The initial sessions were informal as musicians began to gather regularly in the cradle of Scottish traditional music, Sandy Bell’s in Edinburgh in the mid-1970s. There was no set line-up and as many as fifteen players could be involved but out of this loosely organised crew grew a band, Jock Tamson’s Bairns that has become revered for producing one of the definitive sounds in Scottish music.
By the time they came to record their first album in 1980, the Bairns, as they’d become familiarly known, had streamlined into a formidable first team.
In Tony Cuffe and Rod Paterson they had two of Scottish folk music’s most influential singer-guitarists whose smooth, rich voices were balanced by the earthy, rustic qualities of John Croall’s singing. Adam Jack and Ian Hardie, who would become one of the most prolific tunesmiths in Scotland, played fiddle and Norman Chalmers and Jack Evans contributed half a dozen instruments between them.
If their first album, Jock Tamson’s Bairns, captured a still-percolating fusion of the song tradition that Paterson had encountered in hearing the great ballad singer Jeannie Robertson at Keith Folk Festival with a Scottish take on the vibrancy of Irish bands Planxty and the Bothy Band, their second recording, The Lasses Fashion produced the fully formed Bairns sound and helped to spread their fame.
Singer-songwriter Richard Thompson, who had enjoyed his own triumphs in bringing traditional music into the modern arena with Fairport Convention, chose The Lasses Fashion as the only folk album in his Top Ten All-Time Favourites in Q magazine, in a selection that included Elvis Presley, the Byrds and the Smiths.
These first two albums became source material for and an inspiration to emerging musicians as the Bairns themselves filtered into other groups. Tony Cuffe joined Ossian. Rod Paterson, Jack Evans and Norman Chalmers formed another highly regarded unit, The Easy Club and later combined in the Cauld Blast Orchestra, and Ian Hardie kept his fiddle handy for a tune in the office where he worked as a lawyer between gigs with Highland Connection.
Then, in 1995, spurred on by broadcaster Billy Kay, who had worked with various Bairns on projects including the Fergusson’s Auld Reikie celebration of poet and Robert Burns contemporary Robert Fergusson, Jock Tamson’s Bairns reconvened and gave a triumphant performance at Edinburgh Folk Festival.
As Rod Paterson remarked at the time, the band felt that they hadn’t really left a mark – although they assuredly had – and decided to play on and keep alive their style of letting songs and music breathe with graceful energy.

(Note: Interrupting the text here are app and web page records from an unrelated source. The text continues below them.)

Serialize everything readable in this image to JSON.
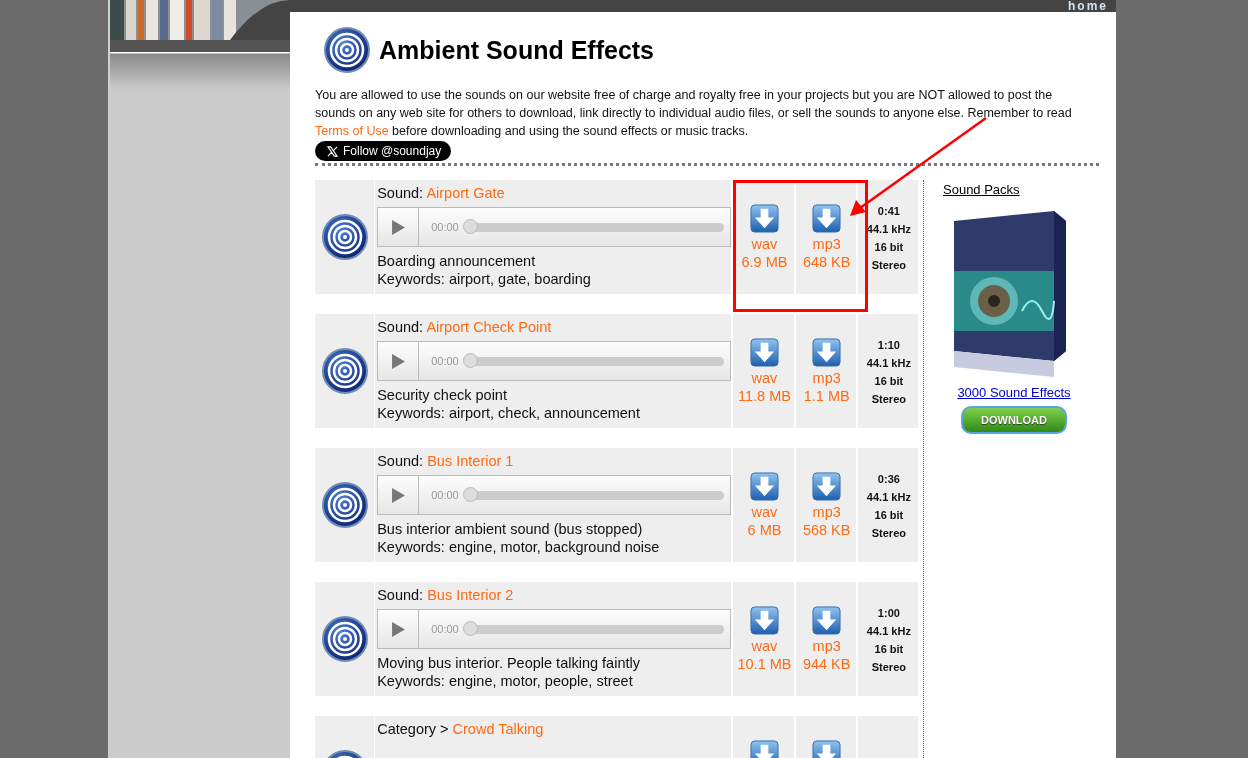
{
  "top_bar": {
    "home_link": "home"
  },
  "header": {
    "title": "Ambient Sound Effects"
  },
  "intro": {
    "text_before": "You are allowed to use the sounds on our website free of charge and royalty free in your projects but you are NOT allowed to post the sounds on any web site for others to download, link directly to individual audio files, or sell the sounds to anyone else. Remember to read ",
    "link": "Terms of Use",
    "text_after": " before downloading and using the sound effects or music tracks."
  },
  "follow_button": {
    "label": "Follow @soundjay"
  },
  "sounds": [
    {
      "kind": "sound",
      "prefix": "Sound:",
      "name": "Airport Gate",
      "time": "00:00",
      "description": "Boarding announcement",
      "keywords": "Keywords: airport, gate, boarding",
      "wav": {
        "format": "wav",
        "size": "6.9 MB"
      },
      "mp3": {
        "format": "mp3",
        "size": "648 KB"
      },
      "info": [
        "0:41",
        "44.1 kHz",
        "16 bit",
        "Stereo"
      ]
    },
    {
      "kind": "sound",
      "prefix": "Sound:",
      "name": "Airport Check Point",
      "time": "00:00",
      "description": "Security check point",
      "keywords": "Keywords: airport, check, announcement",
      "wav": {
        "format": "wav",
        "size": "11.8 MB"
      },
      "mp3": {
        "format": "mp3",
        "size": "1.1 MB"
      },
      "info": [
        "1:10",
        "44.1 kHz",
        "16 bit",
        "Stereo"
      ]
    },
    {
      "kind": "sound",
      "prefix": "Sound:",
      "name": "Bus Interior 1",
      "time": "00:00",
      "description": "Bus interior ambient sound (bus stopped)",
      "keywords": "Keywords: engine, motor, background noise",
      "wav": {
        "format": "wav",
        "size": "6 MB"
      },
      "mp3": {
        "format": "mp3",
        "size": "568 KB"
      },
      "info": [
        "0:36",
        "44.1 kHz",
        "16 bit",
        "Stereo"
      ]
    },
    {
      "kind": "sound",
      "prefix": "Sound:",
      "name": "Bus Interior 2",
      "time": "00:00",
      "description": "Moving bus interior. People talking faintly",
      "keywords": "Keywords: engine, motor, people, street",
      "wav": {
        "format": "wav",
        "size": "10.1 MB"
      },
      "mp3": {
        "format": "mp3",
        "size": "944 KB"
      },
      "info": [
        "1:00",
        "44.1 kHz",
        "16 bit",
        "Stereo"
      ]
    },
    {
      "kind": "category",
      "prefix": "Category >",
      "name": "Crowd Talking"
    }
  ],
  "sidebar": {
    "heading": "Sound Packs",
    "product_link": "3000 Sound Effects",
    "download_button": "DOWNLOAD"
  },
  "annotation": {
    "kind": "highlight"
  }
}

Two further albums followed, May You Never Lack a Scone and Rare, as the line-up of Ian Hardie and Derek Hoy on fiddles, Rod Paterson on voice and guitar, John Croall on voice, whistle and bodhran and Norman Chalmers on concertina, mouth organ, whistle and bodhran continued to bring the Bairns’ sure touch to traditional ballads, Burns songs, Highland jigs and retreat marches.
Then, with the passing of Ian Hardie and Derek Hoy within weeks of each other in 2012, the Bairns lost momentum. Their music endures – and never dates – on their albums, however, and the praise of admirers including ballad master Jock Duncan and Michael Marra, as well as Richard Thompson continues to resonate through their legacy.